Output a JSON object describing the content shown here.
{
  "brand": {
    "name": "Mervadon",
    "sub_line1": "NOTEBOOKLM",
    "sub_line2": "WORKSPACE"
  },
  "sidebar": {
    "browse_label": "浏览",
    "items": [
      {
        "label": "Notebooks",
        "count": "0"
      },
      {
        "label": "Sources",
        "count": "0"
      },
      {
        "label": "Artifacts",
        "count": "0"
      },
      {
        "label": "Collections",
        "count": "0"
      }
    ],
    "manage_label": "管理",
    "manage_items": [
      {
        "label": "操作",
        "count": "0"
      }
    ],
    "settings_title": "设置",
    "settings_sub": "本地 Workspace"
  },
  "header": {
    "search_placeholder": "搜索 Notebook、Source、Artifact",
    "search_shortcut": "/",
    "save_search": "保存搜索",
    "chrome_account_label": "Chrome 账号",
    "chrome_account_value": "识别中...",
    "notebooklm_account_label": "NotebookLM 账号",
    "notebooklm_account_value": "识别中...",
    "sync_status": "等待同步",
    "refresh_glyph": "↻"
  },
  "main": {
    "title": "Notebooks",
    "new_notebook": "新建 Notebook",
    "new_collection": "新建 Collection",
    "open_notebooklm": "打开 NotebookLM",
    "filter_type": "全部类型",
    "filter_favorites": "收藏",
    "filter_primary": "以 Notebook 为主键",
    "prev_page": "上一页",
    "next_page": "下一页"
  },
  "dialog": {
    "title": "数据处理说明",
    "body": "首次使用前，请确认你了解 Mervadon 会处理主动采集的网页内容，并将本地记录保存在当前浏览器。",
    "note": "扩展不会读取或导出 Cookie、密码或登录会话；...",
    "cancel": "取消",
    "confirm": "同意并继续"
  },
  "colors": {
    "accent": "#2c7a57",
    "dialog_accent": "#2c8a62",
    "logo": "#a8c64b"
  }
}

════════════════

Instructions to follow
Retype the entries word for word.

The answer
Output a JSON object describing the content shown here.
{
  "brand": {
    "name": "Mervadon",
    "sub_line1": "NOTEBOOKLM",
    "sub_line2": "WORKSPACE"
  },
  "sidebar": {
    "browse_label": "浏览",
    "items": [
      {
        "label": "Notebooks",
        "count": "0"
      },
      {
        "label": "Sources",
        "count": "0"
      },
      {
        "label": "Artifacts",
        "count": "0"
      },
      {
        "label": "Collections",
        "count": "0"
      }
    ],
    "manage_label": "管理",
    "manage_items": [
      {
        "label": "操作",
        "count": "0"
      }
    ],
    "settings_title": "设置",
    "settings_sub": "本地 Workspace"
  },
  "header": {
    "search_placeholder": "搜索 Notebook、Source、Artifact",
    "search_shortcut": "/",
    "save_search": "保存搜索",
    "chrome_account_label": "Chrome 账号",
    "chrome_account_value": "识别中...",
    "notebooklm_account_label": "NotebookLM 账号",
    "notebooklm_account_value": "识别中...",
    "sync_status": "等待同步",
    "refresh_glyph": "↻"
  },
  "main": {
    "title": "Notebooks",
    "new_notebook": "新建 Notebook",
    "new_collection": "新建 Collection",
    "open_notebooklm": "打开 NotebookLM",
    "filter_type": "全部类型",
    "filter_favorites": "收藏",
    "filter_primary": "以 Notebook 为主键",
    "prev_page": "上一页",
    "next_page": "下一页"
  },
  "dialog": {
    "title": "数据处理说明",
    "body": "首次使用前，请确认你了解 Mervadon 会处理主动采集的网页内容，并将本地记录保存在当前浏览器。",
    "note": "扩展不会读取或导出 Cookie、密码或登录会话；...",
    "cancel": "取消",
    "confirm": "同意并继续"
  },
  "colors": {
    "accent": "#2c7a57",
    "dialog_accent": "#2c8a62",
    "logo": "#a8c64b"
  }
}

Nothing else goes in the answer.